**Task details:**
This exercise calls for every line of the data below with the string "file" in it.

**Dataset rows describing interfaces:**
>>

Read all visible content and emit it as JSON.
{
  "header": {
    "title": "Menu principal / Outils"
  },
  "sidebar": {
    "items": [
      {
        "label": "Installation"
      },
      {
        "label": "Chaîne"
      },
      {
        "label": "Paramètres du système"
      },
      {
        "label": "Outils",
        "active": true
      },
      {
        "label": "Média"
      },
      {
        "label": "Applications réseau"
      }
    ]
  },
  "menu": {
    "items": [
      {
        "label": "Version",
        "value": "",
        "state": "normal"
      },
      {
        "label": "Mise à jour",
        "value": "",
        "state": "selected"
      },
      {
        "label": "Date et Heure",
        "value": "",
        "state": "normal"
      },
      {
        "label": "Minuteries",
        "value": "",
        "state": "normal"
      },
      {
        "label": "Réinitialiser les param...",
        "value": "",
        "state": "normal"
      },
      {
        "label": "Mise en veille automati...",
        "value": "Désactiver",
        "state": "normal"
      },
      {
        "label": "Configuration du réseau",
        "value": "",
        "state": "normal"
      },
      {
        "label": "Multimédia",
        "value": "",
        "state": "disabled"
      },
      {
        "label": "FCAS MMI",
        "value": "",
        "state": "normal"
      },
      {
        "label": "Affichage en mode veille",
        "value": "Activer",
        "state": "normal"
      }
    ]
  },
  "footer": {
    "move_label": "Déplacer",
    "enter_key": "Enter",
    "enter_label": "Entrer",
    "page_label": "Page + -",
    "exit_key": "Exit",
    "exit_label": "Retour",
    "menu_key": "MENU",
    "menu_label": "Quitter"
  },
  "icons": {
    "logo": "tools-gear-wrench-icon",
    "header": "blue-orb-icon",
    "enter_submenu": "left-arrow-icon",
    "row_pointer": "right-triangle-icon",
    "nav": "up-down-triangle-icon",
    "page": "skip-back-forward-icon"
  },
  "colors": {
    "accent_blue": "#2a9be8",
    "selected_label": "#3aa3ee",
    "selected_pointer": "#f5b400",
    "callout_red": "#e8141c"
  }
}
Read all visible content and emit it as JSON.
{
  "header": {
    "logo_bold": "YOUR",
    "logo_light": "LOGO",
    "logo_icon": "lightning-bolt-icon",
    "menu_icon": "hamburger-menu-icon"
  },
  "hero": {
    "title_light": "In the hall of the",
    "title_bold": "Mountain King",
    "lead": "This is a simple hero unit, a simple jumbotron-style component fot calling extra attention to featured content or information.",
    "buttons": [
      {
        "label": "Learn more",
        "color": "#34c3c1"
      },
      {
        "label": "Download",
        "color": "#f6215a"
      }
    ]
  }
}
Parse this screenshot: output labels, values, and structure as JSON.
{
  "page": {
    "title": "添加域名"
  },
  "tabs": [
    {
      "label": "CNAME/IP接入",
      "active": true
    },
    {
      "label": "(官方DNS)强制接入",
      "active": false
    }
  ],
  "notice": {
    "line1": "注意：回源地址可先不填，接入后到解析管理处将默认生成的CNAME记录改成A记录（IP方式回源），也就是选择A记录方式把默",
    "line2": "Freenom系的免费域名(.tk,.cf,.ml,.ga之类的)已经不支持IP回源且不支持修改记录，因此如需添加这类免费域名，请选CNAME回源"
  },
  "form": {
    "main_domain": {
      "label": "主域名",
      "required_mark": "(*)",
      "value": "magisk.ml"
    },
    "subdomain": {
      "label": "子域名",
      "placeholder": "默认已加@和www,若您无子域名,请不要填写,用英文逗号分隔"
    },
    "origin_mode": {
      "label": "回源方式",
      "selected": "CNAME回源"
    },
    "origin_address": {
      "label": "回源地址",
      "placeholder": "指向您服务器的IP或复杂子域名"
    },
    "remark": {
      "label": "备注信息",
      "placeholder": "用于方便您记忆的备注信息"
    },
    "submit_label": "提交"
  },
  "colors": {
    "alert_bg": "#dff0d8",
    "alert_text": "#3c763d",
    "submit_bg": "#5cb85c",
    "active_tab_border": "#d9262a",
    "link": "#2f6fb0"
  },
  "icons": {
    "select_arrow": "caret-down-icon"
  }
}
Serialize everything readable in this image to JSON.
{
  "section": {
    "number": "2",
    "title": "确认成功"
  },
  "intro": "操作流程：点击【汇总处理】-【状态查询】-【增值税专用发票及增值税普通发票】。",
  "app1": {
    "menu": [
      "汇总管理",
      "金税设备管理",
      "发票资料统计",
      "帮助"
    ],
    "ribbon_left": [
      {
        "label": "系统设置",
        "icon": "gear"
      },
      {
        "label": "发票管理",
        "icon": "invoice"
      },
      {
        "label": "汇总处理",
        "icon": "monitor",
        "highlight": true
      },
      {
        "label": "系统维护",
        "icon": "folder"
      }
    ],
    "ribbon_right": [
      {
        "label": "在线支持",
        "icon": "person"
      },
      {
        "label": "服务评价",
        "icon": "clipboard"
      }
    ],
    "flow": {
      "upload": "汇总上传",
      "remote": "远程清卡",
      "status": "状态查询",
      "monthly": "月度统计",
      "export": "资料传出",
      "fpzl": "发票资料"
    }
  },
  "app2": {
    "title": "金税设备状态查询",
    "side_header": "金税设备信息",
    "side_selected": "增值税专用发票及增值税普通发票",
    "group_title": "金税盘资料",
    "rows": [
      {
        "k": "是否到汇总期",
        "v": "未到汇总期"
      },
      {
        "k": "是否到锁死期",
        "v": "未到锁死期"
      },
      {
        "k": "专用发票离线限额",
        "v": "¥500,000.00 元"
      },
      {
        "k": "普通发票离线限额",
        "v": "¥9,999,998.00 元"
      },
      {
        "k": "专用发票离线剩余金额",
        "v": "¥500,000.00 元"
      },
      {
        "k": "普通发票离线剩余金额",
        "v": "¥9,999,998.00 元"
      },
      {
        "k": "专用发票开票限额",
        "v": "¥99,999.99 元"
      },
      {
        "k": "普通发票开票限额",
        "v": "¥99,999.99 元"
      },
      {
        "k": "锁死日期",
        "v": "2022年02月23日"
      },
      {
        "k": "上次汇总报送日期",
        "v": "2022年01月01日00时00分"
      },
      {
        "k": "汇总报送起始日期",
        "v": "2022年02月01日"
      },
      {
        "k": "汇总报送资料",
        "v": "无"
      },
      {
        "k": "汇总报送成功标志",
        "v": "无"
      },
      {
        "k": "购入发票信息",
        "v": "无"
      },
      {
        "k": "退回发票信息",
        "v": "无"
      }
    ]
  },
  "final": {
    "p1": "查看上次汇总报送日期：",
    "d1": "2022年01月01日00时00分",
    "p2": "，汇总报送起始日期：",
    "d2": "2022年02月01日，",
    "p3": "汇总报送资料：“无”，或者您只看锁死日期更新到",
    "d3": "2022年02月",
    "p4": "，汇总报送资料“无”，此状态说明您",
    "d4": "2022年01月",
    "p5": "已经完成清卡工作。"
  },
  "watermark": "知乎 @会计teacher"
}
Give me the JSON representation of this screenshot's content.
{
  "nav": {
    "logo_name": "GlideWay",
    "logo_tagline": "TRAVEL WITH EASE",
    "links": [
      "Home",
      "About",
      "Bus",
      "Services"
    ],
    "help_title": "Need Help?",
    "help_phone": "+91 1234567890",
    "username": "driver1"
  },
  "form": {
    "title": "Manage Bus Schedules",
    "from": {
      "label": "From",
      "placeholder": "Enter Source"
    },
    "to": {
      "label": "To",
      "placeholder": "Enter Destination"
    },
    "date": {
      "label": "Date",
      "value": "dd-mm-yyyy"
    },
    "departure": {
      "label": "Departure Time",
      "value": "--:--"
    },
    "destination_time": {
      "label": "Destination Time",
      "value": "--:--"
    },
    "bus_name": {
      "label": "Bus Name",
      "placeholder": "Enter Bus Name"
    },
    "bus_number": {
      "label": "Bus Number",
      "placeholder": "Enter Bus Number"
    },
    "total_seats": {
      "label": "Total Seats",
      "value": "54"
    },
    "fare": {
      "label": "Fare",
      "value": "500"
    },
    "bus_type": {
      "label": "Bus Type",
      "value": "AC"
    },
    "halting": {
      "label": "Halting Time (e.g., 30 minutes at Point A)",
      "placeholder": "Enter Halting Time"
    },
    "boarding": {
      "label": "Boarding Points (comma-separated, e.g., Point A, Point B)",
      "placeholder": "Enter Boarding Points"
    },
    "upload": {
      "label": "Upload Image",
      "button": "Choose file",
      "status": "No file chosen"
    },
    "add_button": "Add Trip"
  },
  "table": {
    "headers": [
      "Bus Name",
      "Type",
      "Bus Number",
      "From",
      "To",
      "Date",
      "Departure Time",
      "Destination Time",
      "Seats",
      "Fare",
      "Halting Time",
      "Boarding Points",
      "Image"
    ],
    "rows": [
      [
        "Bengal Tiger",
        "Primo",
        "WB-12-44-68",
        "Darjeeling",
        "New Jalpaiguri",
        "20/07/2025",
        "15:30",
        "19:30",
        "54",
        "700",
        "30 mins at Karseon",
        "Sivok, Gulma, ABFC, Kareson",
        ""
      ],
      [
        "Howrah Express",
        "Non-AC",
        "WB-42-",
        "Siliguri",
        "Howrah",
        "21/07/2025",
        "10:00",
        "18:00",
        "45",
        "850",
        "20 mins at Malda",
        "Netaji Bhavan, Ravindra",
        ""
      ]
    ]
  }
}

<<

**Answer section:**
      "button": "Choose file",
      "status": "No file chosen"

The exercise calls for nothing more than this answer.